The clamping plunger 38 has an enlarged head portion 60 defining an end face which acts to force the workpiece 18 against an enlarged hub 62 on the lower turret 30 acting as defining an anvil surface. Thus a relatively large area clamping surface engagement results such as to render the workpiece 14 rotatively fixed with respect to the lower turret 30. The lower turret 30 is then rotated by its servo mechanism indicated diagrammatically at 64 to undergo a predetermined extent of rotation, i.e., 180° described above.
The lower turret is preferably located in each rotated position by means of a locating mechanism comprised of tapered bushings 66, 68 which are engaged by a shot pin 70 driven by an actuator 72 in each rotated position such as to provide a precise location of the lower turret 30 in each rotated position. This provides accurate positioning of the workpiece 18 in these respective rotated positions.
The lower turret 30 is rotated in bearing 74 supported in the press frame 12.
Accordingly, the clamping pressure is exerted by an independent actuation means unrelated to the press ram 22. Similarly, there is no loss of availability of any punch tooling locations in the upper and lower turrets 28, 30.
FIG. 8 shows a fragmentary portion of the carriage-gripper assembly 16 in which the gripper mechanisms 32, 34 each have workpiece edge sensors 78 and 80 associated therewith.
The edge sensor 78 shown in detail in FIG. 9 includes a movable sensor tip 82 slidable against a force of a spring 84, adjusting jam nuts 86 limiting the outward extension of the element 82.
A locating surface 88 extends across the outer face of the gripper mechanism 32 which is located behind the outermost extended position 82. The edge 18A of the workpiece 18 first engages the outer face of the element 82, and thence is moved inward against abutment to be in the locating face 88.
A brass contact sleeve 90 allows making and breaking of electrical continuity to be sensed via a wire lead 92. Accordingly, the presence of a workpiece edge 18A can be detected and processing not allowed to proceed unless the presence of a workpiece 18 is verified.
While such sensors are known in conventional punch presses, FIG. 10 illustrates a refinement having particular preferred application to the workpiece rotation arrangement according to the present invention. In this case, a proximity sensor 94 (or LVDT detector) is provided which generates a varying signal corresponding to the displacement of the element 82 as the workpiece edge 18A moves towards the locating edge 88. As each side of the workpiece 18 engages the respective clamping mechanism 32, 34, electrical signals are generated by detectors 94, 96 which correspond to the difference in the positions of the edge 18A in the respective gripper mechanisms 32, 34.

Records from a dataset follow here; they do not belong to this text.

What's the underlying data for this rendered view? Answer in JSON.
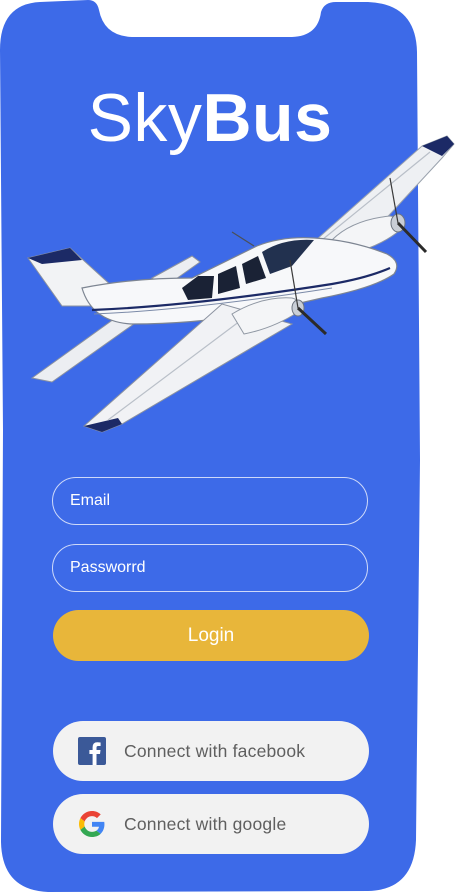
{
  "app": {
    "logo_light": "Sky",
    "logo_bold": "Bus"
  },
  "login_form": {
    "email_placeholder": "Email",
    "password_placeholder": "Passworrd",
    "login_label": "Login"
  },
  "social": {
    "facebook_label": "Connect with facebook",
    "google_label": "Connect with google",
    "facebook_icon": "facebook-icon",
    "google_icon": "google-icon"
  },
  "colors": {
    "background": "#3d6ae8",
    "login_button": "#e8b63a",
    "social_button": "#f2f2f2",
    "facebook_brand": "#3b5998"
  }
}
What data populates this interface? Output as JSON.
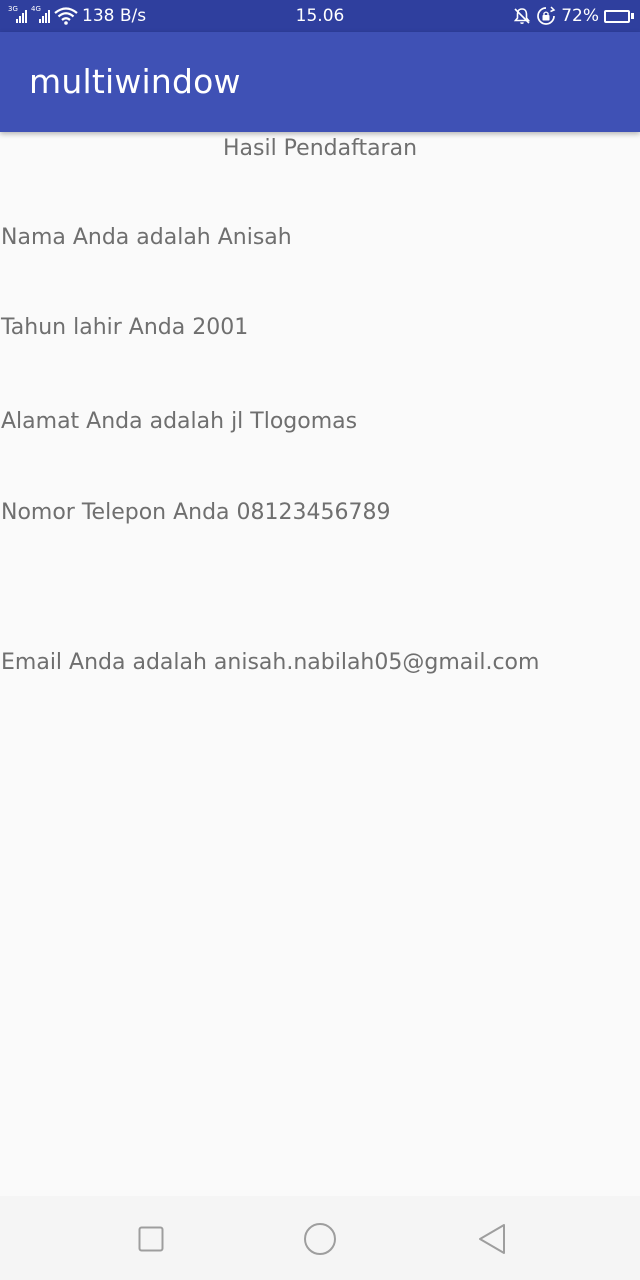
{
  "status_bar": {
    "network_1": "3G",
    "network_2": "4G",
    "data_speed": "138 B/s",
    "time": "15.06",
    "battery_percent": "72%",
    "battery_level": 0.72,
    "icons": [
      "signal-icon",
      "signal-icon",
      "wifi-icon",
      "mute-icon",
      "rotation-lock-icon",
      "battery-icon"
    ]
  },
  "app_bar": {
    "title": "multiwindow",
    "color": "#3f51b5"
  },
  "content": {
    "heading": "Hasil Pendaftaran",
    "name_line": "Nama Anda adalah Anisah",
    "birth_year_line": "Tahun lahir Anda 2001",
    "address_line": "Alamat Anda adalah jl Tlogomas",
    "phone_line": "Nomor Telepon Anda 08123456789",
    "email_line": "Email Anda adalah anisah.nabilah05@gmail.com"
  },
  "nav_bar": {
    "buttons": [
      "recents-icon",
      "home-icon",
      "back-icon"
    ]
  }
}
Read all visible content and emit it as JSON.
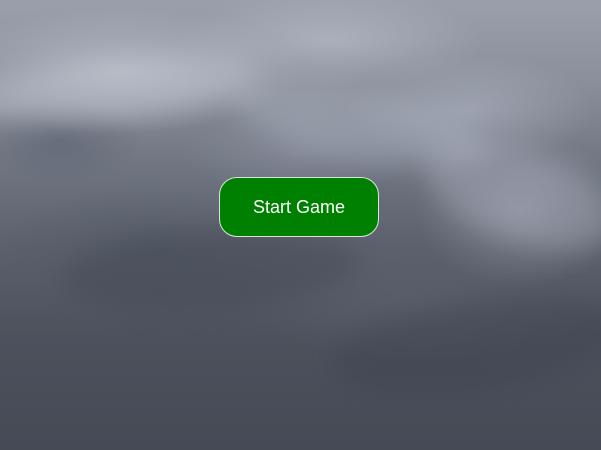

Accordingly, by electronically comparing signals from detectors 94, 96 in comparator circuit 98, the degree of tilt of the workpiece 18 can be computed, and if beyond a certain predetermined tolerable level, a fault condition indicated requiring correction prior to execution of the punching program.
Accordingly, it can be appreciated that the above recited objects are achieved by the arrangement described in which the existing servo mechanism of a turret is employed to carry out the workpiece rotation.
The clamping is executed independently of the press ram and further no use of any of the turret tooling pockets is required, which maintains full tool selection capability.
The servo drive of the turrets and the locating mechanism insures precise positioning in each rotated position.